Major Revision: This is a change that generally affects one or more whole chapters and could affect as many as 100 to 500 pages. On occasion, they may refer to a change as a Revision, but it possibly affects the entire contents of the publication. For some publications, this type of change can happen once or twice a year.
New Edition: These almost always change major portions, and possibly the format of, the publication involved. The entire contents of the manual have changed significantly and the entire publication text must usually be changed. This rarely happens more often than once a year.

How these changes affect each of our publication formats and our update policy: 

We offer all manuals in Soft cover format and on CD-ROM in PDF format.  Here are our policies and procedures for updates:

Type of Change Manual Was Purchased 
relative to change
Cost of Update
Minor Changes or Revisions  Within last year Cost + Shipping & Handling  for   pamphlet
Major Revision or New Edition Within last 30 days Shipping & Handling Only for New Copy
Major Revision or new Edition 30 Days to 3 months  30% OFF cover price plus shipping and handling
Major Revision or new Edition 3 Months to 6 Months
20% OFF cover price plus shipping and handling
Major Revision or new Edition 6 Months to 10 Months 10% OFF cover price plus shipping and handling

Note: Our shipping and handling costs are very reasonable. We do not add additional charges beyond the cost of the materials to pack (box, labels, packing materials) and the fees to actually ship products to you. We use UPS as our primary ground and air delivery service.

Our Return policy:
We will accept the return of books in like new (resalable) condition within 60 days of purchase from law firms and book resellers only. Returned books are subject to a 10% restocking fee.  All shipping costs are the responsibility of the buyer. CD-ROM versions sold separately from a softcover manual are NOT returnable (for obvious reasons).


Cooperative Patent Classification System

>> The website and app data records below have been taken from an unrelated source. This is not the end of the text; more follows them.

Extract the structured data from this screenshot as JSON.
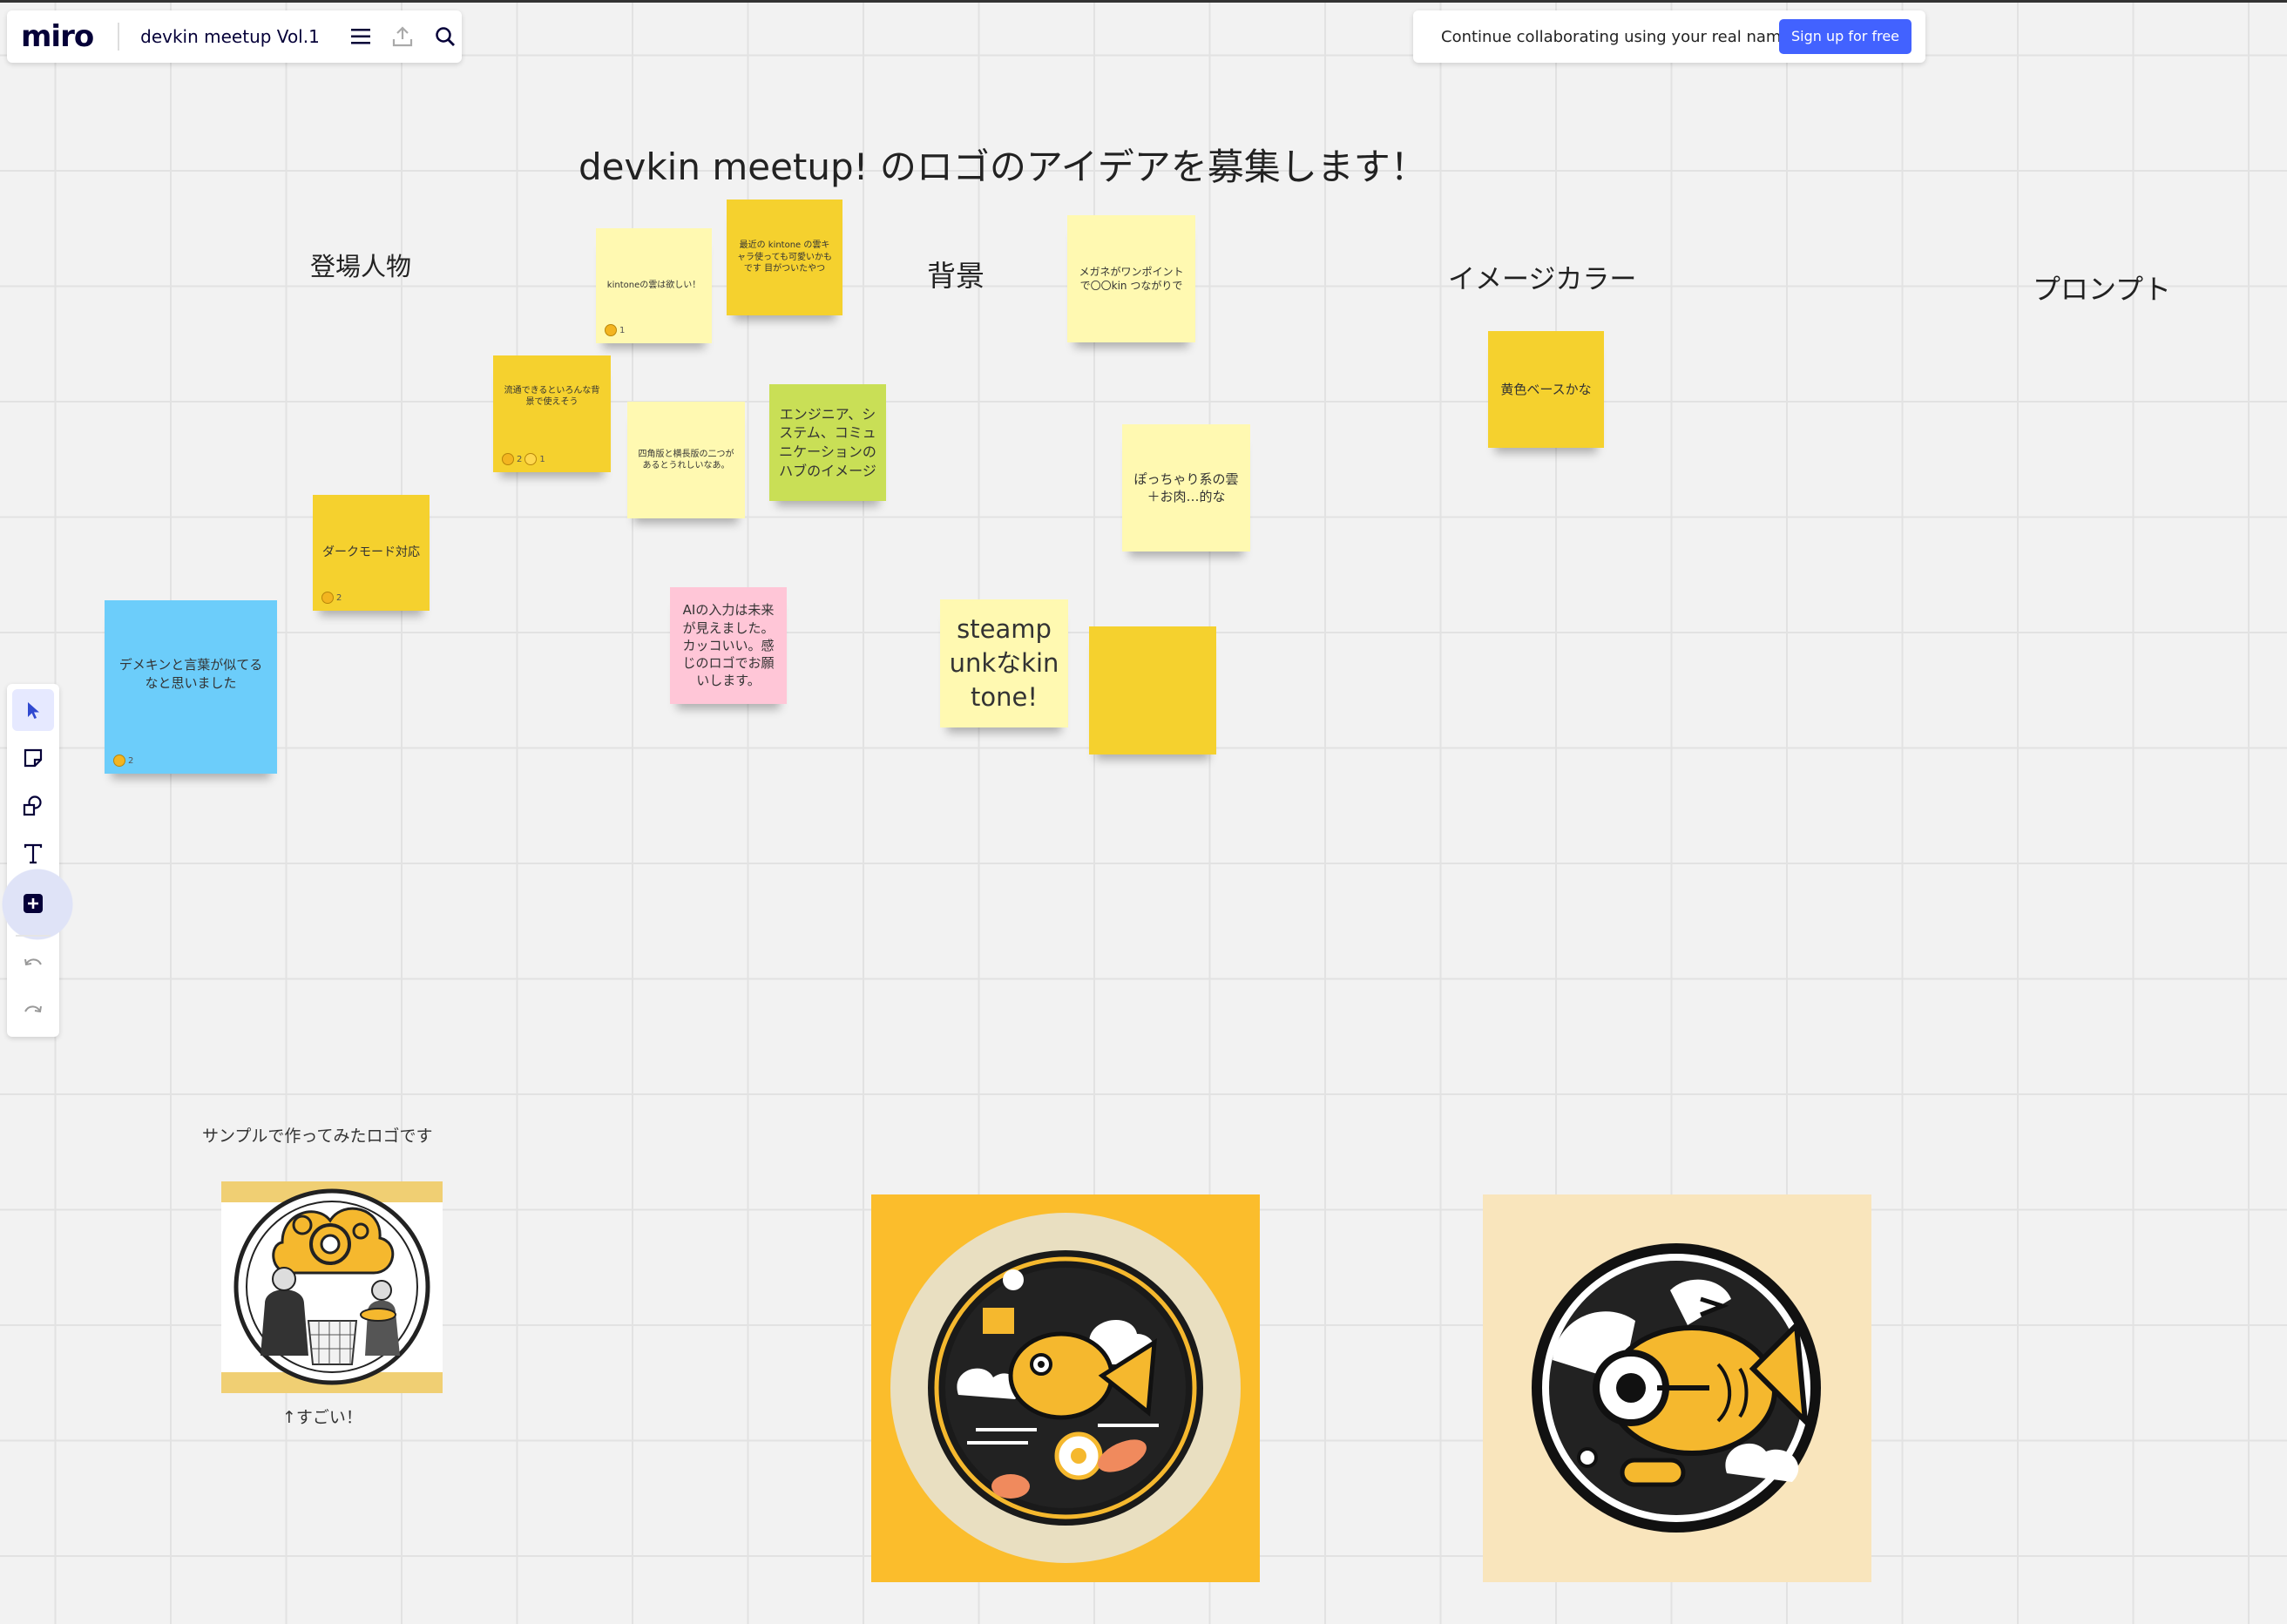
{
  "app": {
    "logo": "miro",
    "board_name": "devkin meetup Vol.1"
  },
  "signup_banner": {
    "text": "Continue collaborating using your real name.",
    "button": "Sign up for free"
  },
  "toolbar": {
    "tools": [
      "select",
      "sticky-note",
      "shapes",
      "text",
      "add",
      "undo",
      "redo"
    ]
  },
  "board": {
    "title": "devkin meetup! のロゴのアイデアを募集します！",
    "sections": {
      "characters": "登場人物",
      "background": "背景",
      "image_color": "イメージカラー",
      "prompt": "プロンプト"
    },
    "notes": {
      "kintone_cloud": {
        "text": "kintoneの雲は欲しい！",
        "react": "1"
      },
      "latest_character": {
        "text": "最近の kintone の雲キャラ使っても可愛いかもです 目がついたやつ"
      },
      "megane": {
        "text": "メガネがワンポイントで〇〇kin つながりで"
      },
      "various_scenes": {
        "text": "流通できるといろんな背景で使えそう",
        "react1": "2",
        "react2": "1"
      },
      "square_long": {
        "text": "四角版と横長版の二つがあるとうれしいなあ。"
      },
      "hub_image": {
        "text": "エンジニア、システム、コミュニケーションのハブのイメージ"
      },
      "chubby_cloud": {
        "text": "ぽっちゃり系の雲＋お肉…的な"
      },
      "yellow_base": {
        "text": "黄色ベースかな"
      },
      "dark_mode": {
        "text": "ダークモード対応",
        "react": "2"
      },
      "devkin_word": {
        "text": "デメキンと言葉が似てるなと思いました",
        "react": "2"
      },
      "ai_input": {
        "text": "AIの入力は未来が見えました。カッコいい。感じのロゴでお願いします。"
      },
      "steampunk": {
        "text": "steampunkなkintone!"
      },
      "empty": {
        "text": ""
      }
    },
    "sample_caption": "サンプルで作ってみたロゴです",
    "sample_comment": "↑すごい！"
  },
  "colors": {
    "accent": "#4262ff",
    "sticky_yellow": "#fff9b1",
    "sticky_gold": "#f5d12e",
    "sticky_green": "#c9df56",
    "sticky_pink": "#ffc6d7",
    "sticky_blue": "#6ccdfa"
  }
}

In September 2014, the USPTO and KIPO (Korean IP Office) inked an agreement to work together on the CPC. KIPO will fully CPC classify all new patent applications and utility models, but no mention of back-file data. The CPC system is gaining wide acceptance. It definitely has the detail needed to replace the US system, and then some. We're still studying and learning the details, and the USPTO decision for the two year overlap (CPC/USC) makes more sense to us (it gives us more time, too. 1 year down, 1 to go). The EPO seems to have completed most, if not all of the their ECLA to CPC translations and CPC assignments, and unlike the ECLA data, the EPO's CPC data have been added to DOCDB for all countries they handle. We think it's a wonderful addition to the data, and our compliments and thanks go to the EPO!